Data Security’s Hidden Problem: Us

Steven Calderon has been raked over the coals enough.

You will discover this in John McCormick and Deborah Gage’s report, Choicepoint:Blur.

Calderon was arrested in front of co-workers at a Fry’s Electronics store in Anaheim, Calif., and jailed for a week. Police had seven arrest warrants, including ones for drunken driving and skipping probation.

Fry’s and police relied on a background report from The Screening Network, owned by a subsidiary of data broker ChoicePoint.

This is the outfit that has found itself under fire ever since it sold personal information on 145,000 Americans to what appear to be Nigerian criminals. The billion-dollar-a-year Alpharetta, Ga., lightning rod for concerns about the insecurity of data kept on Americans and the companies they work for also is on the receiving end of 11 lawsuits in the last five years for misuse of information.

McCormick and Gage found that the security of information is only half of ChoicePoint’s problem. The accuracy of data—the kind that gets someone thrown in jail even if that person didn’t commit rape or molest a child—is going to be a far bigger problem. The nation’s data stores are exploding as federal agencies upgrade systems, hospitals keep body scans and other massive image files, and corporations raise the art of mining data gathered about customers worldwide.

But before you throw a rock through the glass houses of data brokers, it’s time everyone does a personal checkup on the careless ways we handle our personal information, daily.

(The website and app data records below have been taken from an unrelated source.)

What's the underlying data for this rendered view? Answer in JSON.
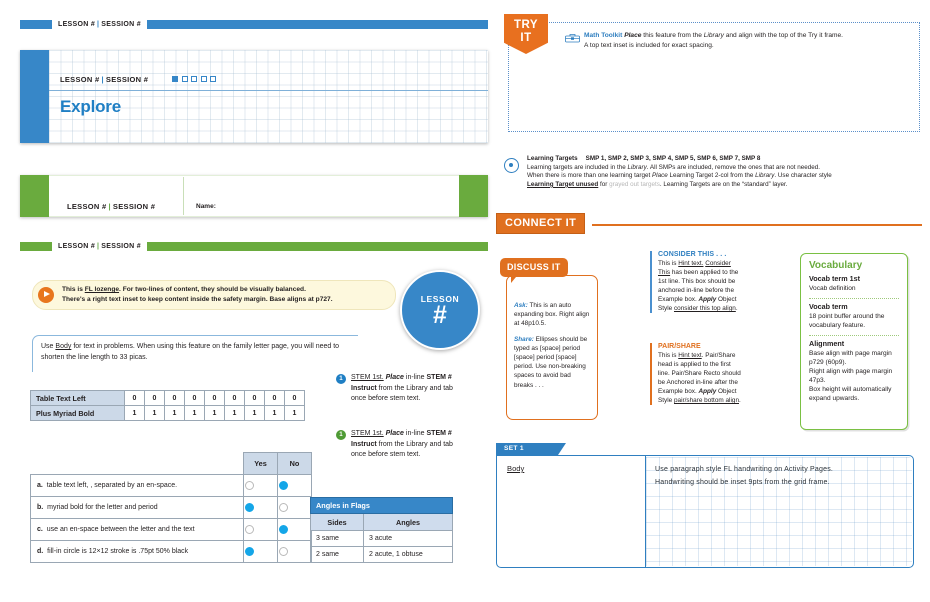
{
  "left": {
    "rule_bar": {
      "lesson": "LESSON #",
      "session": "SESSION #"
    },
    "explore_card": {
      "lesson": "LESSON #",
      "session": "SESSION #",
      "title": "Explore",
      "dots_total": 5,
      "dots_filled": 1
    },
    "name_card": {
      "lesson": "LESSON #",
      "session": "SESSION #",
      "name_label": "Name:"
    },
    "green_rule_bar": {
      "lesson": "LESSON #",
      "session": "SESSION #"
    },
    "lozenge": {
      "line1_a": "This is ",
      "line1_link": "FL lozenge",
      "line1_b": ". For two-lines of content, they should be visually balanced.",
      "line2": "There's a right text inset to keep content inside the safety margin. Base aligns at p727."
    },
    "body_note": {
      "a": "Use ",
      "link": "Body",
      "b": " for text in problems. When using this feature on the family letter page, you will need to shorten the line length to 33 picas."
    },
    "lesson_badge": {
      "word": "LESSON",
      "hash": "#"
    },
    "stems": [
      {
        "num": "1",
        "color": "blue",
        "link": "STEM 1st.",
        "bold_ital": " Place",
        "mid": " in-line ",
        "bold": "STEM # Instruct",
        "tail": " from the Library and tab once before stem text."
      },
      {
        "num": "1",
        "color": "green",
        "link": "STEM 1st.",
        "bold_ital": " Place",
        "mid": " in-line ",
        "bold": "STEM # Instruct",
        "tail": " from the Library and tab once before stem text."
      }
    ],
    "number_table": {
      "rows": [
        {
          "label": "Table Text Left",
          "values": [
            "0",
            "0",
            "0",
            "0",
            "0",
            "0",
            "0",
            "0",
            "0"
          ]
        },
        {
          "label": "Plus Myriad Bold",
          "values": [
            "1",
            "1",
            "1",
            "1",
            "1",
            "1",
            "1",
            "1",
            "1"
          ]
        }
      ]
    },
    "yesno_table": {
      "headers": [
        "Yes",
        "No"
      ],
      "rows": [
        {
          "letter": "a.",
          "text": "table text left, , separated by an en-space.",
          "yes": false,
          "no": true
        },
        {
          "letter": "b.",
          "text": "myriad bold for the letter and period",
          "yes": true,
          "no": false
        },
        {
          "letter": "c.",
          "text": "use an en-space between the letter and the text",
          "yes": false,
          "no": true
        },
        {
          "letter": "d.",
          "text": "fill-in circle is 12×12 stroke is .75pt 50% black",
          "yes": true,
          "no": false
        }
      ]
    },
    "flags_table": {
      "caption": "Angles in Flags",
      "headers": [
        "Sides",
        "Angles"
      ],
      "rows": [
        [
          "3 same",
          "3 acute"
        ],
        [
          "2 same",
          "2 acute, 1 obtuse"
        ]
      ]
    }
  },
  "right": {
    "try_it": {
      "badge_line1": "TRY",
      "badge_line2": "IT",
      "toolkit_label": "Math Toolkit",
      "toolkit_place": "Place",
      "toolkit_text_a": " this feature from the ",
      "toolkit_library": "Library",
      "toolkit_text_b": " and align with the top of the Try it frame.",
      "toolkit_line2": "A top text inset is included for exact spacing."
    },
    "learning_targets": {
      "heading": "Learning Targets",
      "smps": "SMP 1, SMP 2, SMP 3, SMP 4, SMP 5, SMP 6, SMP 7, SMP 8",
      "line1_a": "Learning targets are included in the ",
      "line1_lib": "Library",
      "line1_b": ". All SMPs are included, remove the ones that are not needed.",
      "line2_a": "When there is more than one learning target ",
      "line2_place": "Place",
      "line2_b": " Learning Target 2-col from the ",
      "line2_lib": "Library",
      "line2_c": ".  Use character style",
      "line3_link": "Learning Target unused",
      "line3_a": " for ",
      "line3_gray": "grayed out targets",
      "line3_b": ". Learning Targets are on the “standard” layer."
    },
    "connect_it": {
      "label": "CONNECT IT"
    },
    "discuss_it": {
      "tag": "DISCUSS IT",
      "ask_key": "Ask:",
      "ask_text": " This is an auto expanding box. Right align at 48p10.5.",
      "share_key": "Share:",
      "share_text": " Ellipses should be typed as [space] period [space] period [space] period. Use non-breaking spaces to avoid bad breaks . . ."
    },
    "consider_this": {
      "heading": "CONSIDER THIS . . .",
      "a": "This is ",
      "link1": "Hint text.",
      "link2": "Consider This",
      "b": " has been applied to the 1st line. This box should be anchored in-line before the Example box. ",
      "apply": "Apply",
      "c": " Object Style ",
      "link3": "consider this top align",
      "d": "."
    },
    "pair_share": {
      "heading": "PAIR/SHARE",
      "a": "This is ",
      "link1": "Hint text",
      "b": ". Pair/Share head is applied to the first line. Pair/Share Recto should be Anchored in-line after the Example box. ",
      "apply": "Apply",
      "c": " Object Style ",
      "link2": "pair/share bottom align",
      "d": "."
    },
    "vocabulary": {
      "title": "Vocabulary",
      "entries": [
        {
          "term": "Vocab term 1st",
          "def": "Vocab definition"
        },
        {
          "term": "Vocab term",
          "def": "18 point buffer around the vocabulary feature."
        },
        {
          "term": "Alignment",
          "def": "Base align with page margin p729 (60p9).\nRight align with page margin 47p3.\nBox height will automatically expand upwards."
        }
      ]
    },
    "set": {
      "tab_label": "SET 1",
      "body_label": "Body",
      "line1": "Use paragraph style FL handwriting on Activity Pages.",
      "line2": "Handwriting should be inset 9pts from the grid frame."
    }
  },
  "colors": {
    "blue": "#3787c8",
    "blue_dark": "#1f7fc4",
    "green": "#6aab3e",
    "orange": "#e0701f",
    "cyan": "#14a6e8",
    "header_fill": "#ccd9e8"
  }
}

This Easter, I misplaced a sports wallet I use while cycling, on an annual trip I take to Texas. In it, I kept a credit card, a debit card—and an expired driver’s license, in case some cashier somewhere asks for a photo identification.

No more. If that wallet had actually fallen into someone else’s hands, I would have basically given away my identity, and had no one to blame but myself. I just stash a small amount of cash in that wallet now.

In December, a young woman who works for the Kate Spade fashion design firm left a printout of an e-mail exchange with a co-worker on a Metro-North train. She divulged their names, their phone numbers, where they worked, where they were going to eat that night and when.

In May, a Milford, Conn., man deposited a $200 refund check from the Connecticut Department of Revenue Services at a teller machine near Redding. After detaching the check, he threw the rest of the notice on top of the trash beneath the counter. Face up. On it: His name, home address and Social Security number.

Every day, we open the details of our lives to all comers, because we’re careless.

Carelessness could even afflict Steve Calderon, today. Calderon filed suit against Fry’s over the incident. He was in the awkward position of having to prove he was a different Steve Calderon than the one who fellow employees said, according to court documents, had committed rape and child molestation.

Fry’s and Calderon settled. But has the judge or any lawyer tried to protect this Calderon from the eyes of the “other” Calderon? Or prevent reuse of his personal information by anyone else?

No. Quite the contrary. On file, open to the public, is Calderon’s California driver’s license, Social Security card and a cancelled check, with the routing code for drawing money out of his bank account. A reproduction, with key data obscured, is printed below.

Sure, it’s high time that data brokers get serious about accuracy—and security. But they’re hardly the only ones.

Cops, employers, courts, lawyers, legislators and you and I do, too.